Scan the material for "JSON". Copy every line it appears in.
━━━━━━━━━━
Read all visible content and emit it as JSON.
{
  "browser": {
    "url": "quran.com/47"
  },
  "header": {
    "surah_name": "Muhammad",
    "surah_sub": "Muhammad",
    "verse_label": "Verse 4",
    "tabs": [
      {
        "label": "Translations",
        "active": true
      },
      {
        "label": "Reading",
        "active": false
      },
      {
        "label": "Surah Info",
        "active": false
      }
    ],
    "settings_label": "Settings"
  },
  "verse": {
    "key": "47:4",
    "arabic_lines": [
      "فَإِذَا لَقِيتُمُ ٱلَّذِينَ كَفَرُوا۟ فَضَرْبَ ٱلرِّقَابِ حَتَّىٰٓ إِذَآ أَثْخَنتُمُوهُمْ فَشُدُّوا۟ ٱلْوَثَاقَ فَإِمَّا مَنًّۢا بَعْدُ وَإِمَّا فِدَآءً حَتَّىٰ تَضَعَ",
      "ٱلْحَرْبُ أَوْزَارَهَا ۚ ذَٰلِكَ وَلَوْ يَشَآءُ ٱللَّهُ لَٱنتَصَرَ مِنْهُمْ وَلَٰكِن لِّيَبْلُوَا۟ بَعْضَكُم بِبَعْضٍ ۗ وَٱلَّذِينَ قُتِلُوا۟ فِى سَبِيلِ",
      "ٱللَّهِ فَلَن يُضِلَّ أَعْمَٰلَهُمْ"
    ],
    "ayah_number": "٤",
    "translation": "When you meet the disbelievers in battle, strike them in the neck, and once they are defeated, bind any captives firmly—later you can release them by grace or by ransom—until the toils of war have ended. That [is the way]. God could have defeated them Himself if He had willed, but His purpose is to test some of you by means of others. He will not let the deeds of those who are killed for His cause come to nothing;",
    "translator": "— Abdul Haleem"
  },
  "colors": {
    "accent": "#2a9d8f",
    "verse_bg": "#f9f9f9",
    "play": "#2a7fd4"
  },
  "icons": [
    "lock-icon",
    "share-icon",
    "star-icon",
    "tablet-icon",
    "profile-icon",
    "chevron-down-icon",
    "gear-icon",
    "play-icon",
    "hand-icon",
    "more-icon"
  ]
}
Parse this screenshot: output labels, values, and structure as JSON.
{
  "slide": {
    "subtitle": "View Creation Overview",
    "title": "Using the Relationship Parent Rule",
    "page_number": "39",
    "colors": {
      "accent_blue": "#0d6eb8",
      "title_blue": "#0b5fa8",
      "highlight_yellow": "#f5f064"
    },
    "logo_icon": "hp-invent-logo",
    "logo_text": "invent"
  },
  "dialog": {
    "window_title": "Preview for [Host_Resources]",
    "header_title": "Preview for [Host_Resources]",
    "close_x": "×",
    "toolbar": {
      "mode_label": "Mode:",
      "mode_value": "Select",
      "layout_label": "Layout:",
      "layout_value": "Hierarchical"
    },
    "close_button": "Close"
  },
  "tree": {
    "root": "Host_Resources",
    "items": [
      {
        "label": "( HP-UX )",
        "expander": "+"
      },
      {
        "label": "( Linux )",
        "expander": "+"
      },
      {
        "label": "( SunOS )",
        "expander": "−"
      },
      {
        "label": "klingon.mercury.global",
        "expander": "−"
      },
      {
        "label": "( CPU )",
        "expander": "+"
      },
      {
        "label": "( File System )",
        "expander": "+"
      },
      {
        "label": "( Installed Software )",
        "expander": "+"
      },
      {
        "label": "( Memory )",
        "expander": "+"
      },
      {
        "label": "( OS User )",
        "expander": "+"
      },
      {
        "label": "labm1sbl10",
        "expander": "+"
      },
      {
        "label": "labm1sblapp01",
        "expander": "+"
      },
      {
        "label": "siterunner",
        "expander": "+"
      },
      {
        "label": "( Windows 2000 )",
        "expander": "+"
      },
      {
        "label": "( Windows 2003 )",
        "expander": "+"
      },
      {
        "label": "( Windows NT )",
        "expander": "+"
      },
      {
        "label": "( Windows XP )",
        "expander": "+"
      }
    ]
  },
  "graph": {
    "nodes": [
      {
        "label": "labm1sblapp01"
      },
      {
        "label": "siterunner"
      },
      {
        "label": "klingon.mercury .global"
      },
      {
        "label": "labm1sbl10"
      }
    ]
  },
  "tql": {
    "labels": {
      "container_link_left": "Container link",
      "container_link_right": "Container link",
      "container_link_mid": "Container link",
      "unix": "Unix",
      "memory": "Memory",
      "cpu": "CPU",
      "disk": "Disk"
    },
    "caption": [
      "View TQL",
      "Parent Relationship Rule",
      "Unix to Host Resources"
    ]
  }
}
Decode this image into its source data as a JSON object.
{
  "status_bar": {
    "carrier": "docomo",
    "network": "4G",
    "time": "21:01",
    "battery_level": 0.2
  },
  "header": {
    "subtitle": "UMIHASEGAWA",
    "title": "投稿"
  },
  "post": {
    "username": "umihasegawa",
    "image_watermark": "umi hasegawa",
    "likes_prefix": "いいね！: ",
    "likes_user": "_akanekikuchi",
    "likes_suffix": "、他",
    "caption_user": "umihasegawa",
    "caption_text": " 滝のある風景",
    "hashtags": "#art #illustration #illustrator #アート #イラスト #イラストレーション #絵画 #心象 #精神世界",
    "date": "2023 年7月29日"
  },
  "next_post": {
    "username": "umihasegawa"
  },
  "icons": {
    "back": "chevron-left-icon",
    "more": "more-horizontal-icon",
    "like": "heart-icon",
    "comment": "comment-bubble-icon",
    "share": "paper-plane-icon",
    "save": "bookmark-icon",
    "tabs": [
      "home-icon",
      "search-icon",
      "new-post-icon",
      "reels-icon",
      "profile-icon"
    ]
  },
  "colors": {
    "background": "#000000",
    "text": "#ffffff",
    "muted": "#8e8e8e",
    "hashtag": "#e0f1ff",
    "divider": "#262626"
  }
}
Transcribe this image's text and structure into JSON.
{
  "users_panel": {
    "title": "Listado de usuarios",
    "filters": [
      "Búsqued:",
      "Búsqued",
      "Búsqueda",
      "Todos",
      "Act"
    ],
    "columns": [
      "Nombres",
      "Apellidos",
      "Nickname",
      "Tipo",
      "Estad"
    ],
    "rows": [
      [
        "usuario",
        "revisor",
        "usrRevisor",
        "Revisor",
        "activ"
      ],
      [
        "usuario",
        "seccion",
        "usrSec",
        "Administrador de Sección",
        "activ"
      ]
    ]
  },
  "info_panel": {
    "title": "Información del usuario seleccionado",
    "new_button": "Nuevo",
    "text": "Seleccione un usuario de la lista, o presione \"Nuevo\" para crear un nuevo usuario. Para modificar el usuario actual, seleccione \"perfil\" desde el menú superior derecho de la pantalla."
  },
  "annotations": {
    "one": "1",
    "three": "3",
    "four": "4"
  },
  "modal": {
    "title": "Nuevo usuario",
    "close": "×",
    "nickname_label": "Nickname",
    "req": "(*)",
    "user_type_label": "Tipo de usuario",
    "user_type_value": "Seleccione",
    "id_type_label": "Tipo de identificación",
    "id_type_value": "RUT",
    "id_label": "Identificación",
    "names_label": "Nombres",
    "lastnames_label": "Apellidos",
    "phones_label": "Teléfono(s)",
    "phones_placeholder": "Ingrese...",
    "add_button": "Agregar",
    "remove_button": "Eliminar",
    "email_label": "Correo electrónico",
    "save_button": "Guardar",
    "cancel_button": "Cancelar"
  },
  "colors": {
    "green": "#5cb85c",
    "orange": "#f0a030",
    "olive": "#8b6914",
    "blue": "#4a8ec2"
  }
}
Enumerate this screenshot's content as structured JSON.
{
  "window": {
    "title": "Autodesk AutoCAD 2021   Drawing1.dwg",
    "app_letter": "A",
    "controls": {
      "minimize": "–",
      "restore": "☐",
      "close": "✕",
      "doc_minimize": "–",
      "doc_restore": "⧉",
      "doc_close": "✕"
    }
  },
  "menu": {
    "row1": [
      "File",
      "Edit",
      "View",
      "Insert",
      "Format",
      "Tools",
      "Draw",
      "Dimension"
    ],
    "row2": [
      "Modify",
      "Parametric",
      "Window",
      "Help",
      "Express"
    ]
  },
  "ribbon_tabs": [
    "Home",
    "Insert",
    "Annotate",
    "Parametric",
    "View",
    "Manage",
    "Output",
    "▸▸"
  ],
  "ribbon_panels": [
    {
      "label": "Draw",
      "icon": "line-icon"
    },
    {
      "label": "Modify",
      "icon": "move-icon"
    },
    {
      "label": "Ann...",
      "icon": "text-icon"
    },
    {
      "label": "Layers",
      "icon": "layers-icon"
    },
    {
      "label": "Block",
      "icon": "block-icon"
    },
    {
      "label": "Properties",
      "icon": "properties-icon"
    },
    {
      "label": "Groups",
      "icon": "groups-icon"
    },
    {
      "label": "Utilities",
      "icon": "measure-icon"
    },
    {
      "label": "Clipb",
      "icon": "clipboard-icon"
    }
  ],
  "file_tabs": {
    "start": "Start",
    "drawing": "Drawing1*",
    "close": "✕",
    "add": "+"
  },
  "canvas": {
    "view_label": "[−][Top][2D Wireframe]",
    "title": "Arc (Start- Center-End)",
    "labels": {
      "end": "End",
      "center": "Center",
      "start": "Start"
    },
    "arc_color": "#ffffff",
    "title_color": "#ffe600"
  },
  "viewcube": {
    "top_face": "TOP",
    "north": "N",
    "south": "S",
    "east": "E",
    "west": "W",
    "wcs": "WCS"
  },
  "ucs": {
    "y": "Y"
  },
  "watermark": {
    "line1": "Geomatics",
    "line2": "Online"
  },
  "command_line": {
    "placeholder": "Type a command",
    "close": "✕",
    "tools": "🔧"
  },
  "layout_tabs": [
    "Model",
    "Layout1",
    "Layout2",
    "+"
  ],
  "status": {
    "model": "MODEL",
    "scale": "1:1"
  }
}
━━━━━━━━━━
• [Exercise output]
Read all visible content and emit it as JSON.
Parse this screenshot: output labels, values, and structure as JSON.
Decode this image into its source data as a JSON object.
Transcribe this image's text and structure into JSON.
Enumerate this screenshot's content as structured JSON.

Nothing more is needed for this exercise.